Student group protests pipeline

Taylor McStoots/The News Students stand outside of Carr Health protesting a proposed international pipeline.

Standing with more than 200 communities across the nation, the Murray Environmental Student Society and Kentucky Student Environmental Coalition spoke out against the proposed Keystone XL pipeline Friday.

MESS and KSEC’s protest was part of the national call to action known as “Draw the Line: Stop Keystone XL.” Protesters opposed the pipeline for varying reasons, including the environmental impact resulting from possible spills and human health concerns.

The four-phase Keystone pipeline is differentiated into two different lines: the already completed Keystone pipeline and the Keystone XL pipeline currently under construction.

The Keystone pipeline, which began construction in 2007, resulted in a pipeline from Alberta, Canada, to Patoka, Ill., became operational in 2010. The remaining two phases of pipeline construction are what is known as Keystone XL.

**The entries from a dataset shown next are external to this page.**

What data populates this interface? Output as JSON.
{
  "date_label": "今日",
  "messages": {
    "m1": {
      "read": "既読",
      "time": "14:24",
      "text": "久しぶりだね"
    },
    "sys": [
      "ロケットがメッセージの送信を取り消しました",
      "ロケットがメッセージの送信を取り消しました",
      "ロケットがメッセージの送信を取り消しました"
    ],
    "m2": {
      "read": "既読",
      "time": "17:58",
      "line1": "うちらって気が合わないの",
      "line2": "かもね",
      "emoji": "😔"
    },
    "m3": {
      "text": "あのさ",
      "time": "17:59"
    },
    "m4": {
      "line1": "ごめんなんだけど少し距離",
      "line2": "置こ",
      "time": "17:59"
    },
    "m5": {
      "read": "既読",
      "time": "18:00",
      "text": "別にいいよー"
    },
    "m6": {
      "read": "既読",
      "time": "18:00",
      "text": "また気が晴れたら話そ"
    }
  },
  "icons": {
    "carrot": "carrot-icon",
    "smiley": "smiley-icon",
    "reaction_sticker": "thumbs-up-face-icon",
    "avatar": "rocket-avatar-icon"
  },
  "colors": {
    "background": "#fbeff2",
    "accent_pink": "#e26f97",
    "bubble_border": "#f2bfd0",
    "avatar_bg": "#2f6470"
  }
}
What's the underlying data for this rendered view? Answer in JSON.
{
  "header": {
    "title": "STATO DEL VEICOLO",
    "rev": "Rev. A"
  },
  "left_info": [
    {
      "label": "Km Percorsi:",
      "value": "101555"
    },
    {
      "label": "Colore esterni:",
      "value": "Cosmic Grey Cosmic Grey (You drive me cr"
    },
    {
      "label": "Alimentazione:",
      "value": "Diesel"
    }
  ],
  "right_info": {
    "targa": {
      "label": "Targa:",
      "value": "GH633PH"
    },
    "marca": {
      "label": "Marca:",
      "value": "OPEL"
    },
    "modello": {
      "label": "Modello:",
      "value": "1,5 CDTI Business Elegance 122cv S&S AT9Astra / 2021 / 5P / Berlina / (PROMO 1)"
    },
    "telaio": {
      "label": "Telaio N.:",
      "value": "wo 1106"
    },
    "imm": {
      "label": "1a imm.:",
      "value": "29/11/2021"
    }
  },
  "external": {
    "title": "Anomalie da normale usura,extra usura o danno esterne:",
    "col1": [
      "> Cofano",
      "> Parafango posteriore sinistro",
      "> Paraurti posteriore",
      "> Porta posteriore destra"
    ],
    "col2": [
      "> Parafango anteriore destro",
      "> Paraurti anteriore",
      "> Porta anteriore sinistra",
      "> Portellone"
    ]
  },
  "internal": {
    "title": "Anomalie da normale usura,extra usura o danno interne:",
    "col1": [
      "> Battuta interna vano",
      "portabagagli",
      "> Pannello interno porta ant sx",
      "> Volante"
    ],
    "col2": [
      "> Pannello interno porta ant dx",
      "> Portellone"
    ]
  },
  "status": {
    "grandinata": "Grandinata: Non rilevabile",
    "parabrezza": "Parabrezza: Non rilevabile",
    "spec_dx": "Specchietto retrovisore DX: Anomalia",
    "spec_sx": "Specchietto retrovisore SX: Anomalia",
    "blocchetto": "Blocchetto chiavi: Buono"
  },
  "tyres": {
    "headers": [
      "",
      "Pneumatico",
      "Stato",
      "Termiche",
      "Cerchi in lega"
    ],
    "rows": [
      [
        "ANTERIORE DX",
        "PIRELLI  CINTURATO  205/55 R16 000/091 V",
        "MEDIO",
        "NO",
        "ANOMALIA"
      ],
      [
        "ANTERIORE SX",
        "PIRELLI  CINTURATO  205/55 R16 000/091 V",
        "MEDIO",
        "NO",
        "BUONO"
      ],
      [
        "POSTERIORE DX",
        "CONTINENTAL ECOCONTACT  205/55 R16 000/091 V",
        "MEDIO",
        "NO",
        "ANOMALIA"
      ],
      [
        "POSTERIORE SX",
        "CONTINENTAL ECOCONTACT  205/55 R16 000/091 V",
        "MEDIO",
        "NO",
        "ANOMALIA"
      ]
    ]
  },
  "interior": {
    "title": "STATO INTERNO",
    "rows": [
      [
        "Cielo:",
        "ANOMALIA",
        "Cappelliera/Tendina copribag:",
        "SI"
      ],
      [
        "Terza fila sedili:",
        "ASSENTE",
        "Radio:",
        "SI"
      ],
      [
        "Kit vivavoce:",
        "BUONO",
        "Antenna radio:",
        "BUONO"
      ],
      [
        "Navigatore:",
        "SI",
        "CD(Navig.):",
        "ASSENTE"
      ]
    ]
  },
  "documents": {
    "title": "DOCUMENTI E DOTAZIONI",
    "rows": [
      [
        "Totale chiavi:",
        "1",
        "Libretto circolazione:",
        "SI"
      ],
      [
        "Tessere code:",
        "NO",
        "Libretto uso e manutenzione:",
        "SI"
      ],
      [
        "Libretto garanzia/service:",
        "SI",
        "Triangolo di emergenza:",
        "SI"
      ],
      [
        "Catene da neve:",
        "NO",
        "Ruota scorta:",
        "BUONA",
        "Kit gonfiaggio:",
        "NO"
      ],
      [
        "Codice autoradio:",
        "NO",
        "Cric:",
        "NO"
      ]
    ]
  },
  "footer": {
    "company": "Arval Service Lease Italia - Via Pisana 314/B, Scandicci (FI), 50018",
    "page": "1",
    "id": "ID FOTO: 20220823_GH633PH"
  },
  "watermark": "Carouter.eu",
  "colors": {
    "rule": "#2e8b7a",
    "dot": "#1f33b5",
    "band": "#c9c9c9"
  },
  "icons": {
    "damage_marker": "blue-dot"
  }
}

Keystone XL, once complete, would primarily transport synthetic crude oil from oil sands in Alberta across the U.S. into refineries in the Gulf Coast of Texas.

Murray State students protested the pipeline by carrying signs reading “no more pipe” and “draw the line on Keystone XL.” These protesters called on President Barack Obama to invest in more sustainable and safer forms of energy and to abandon this project.

MESS, which was formed in 2006, promotes multiple sustainability projects both on campus and nationally and attends different green energy workshops throughout the semester, most prominently, Powershift, a youth climate rally held in Pittsburg, Pa.

Allison Crawford, member of MESS, was one of the students gathered in protest in front of Carr Health before rain drove them to move the protest in front of Waterfield Library.

“Just this year we saw Exxon-Mobil’s Pegasus pipeline rupture, spilling more than 200,000 gallons of tar sands oil across a neighborhood and local waterways in Mayflower, Ark.,” Crawford said. “And we’re supposed to believe that this pipeline, which crosses the drinking and farming water of a third of our nation, that is much larger and crosses much more remote areas, isn’t going to rupture the same way?”

Also being protested was the proposed Bluegrass pipeline, which would transport natural gas liquids from the Marcellus and Utica shale producing areas in Pennsylvania, West Virginia and Ohio to markets in the far Northeast U.S. and the Gulf Coast.

The pipeline would cross Kentucky from Bracken County to Breckenridge County, more than a 150-mile route.

Crawford said the Bluegrass pipeline and the more prominent Keystone XL pipeline are similar in their motives.

“These out-of-state companies want to come in and put our communities at risk while they take all the profits for themselves and the political leaders who are choosing to side with them instead of the people they have sworn to protect,” she said. “And we’re not going to tolerate it.”

 

Story by Ben Manhanke, News Editor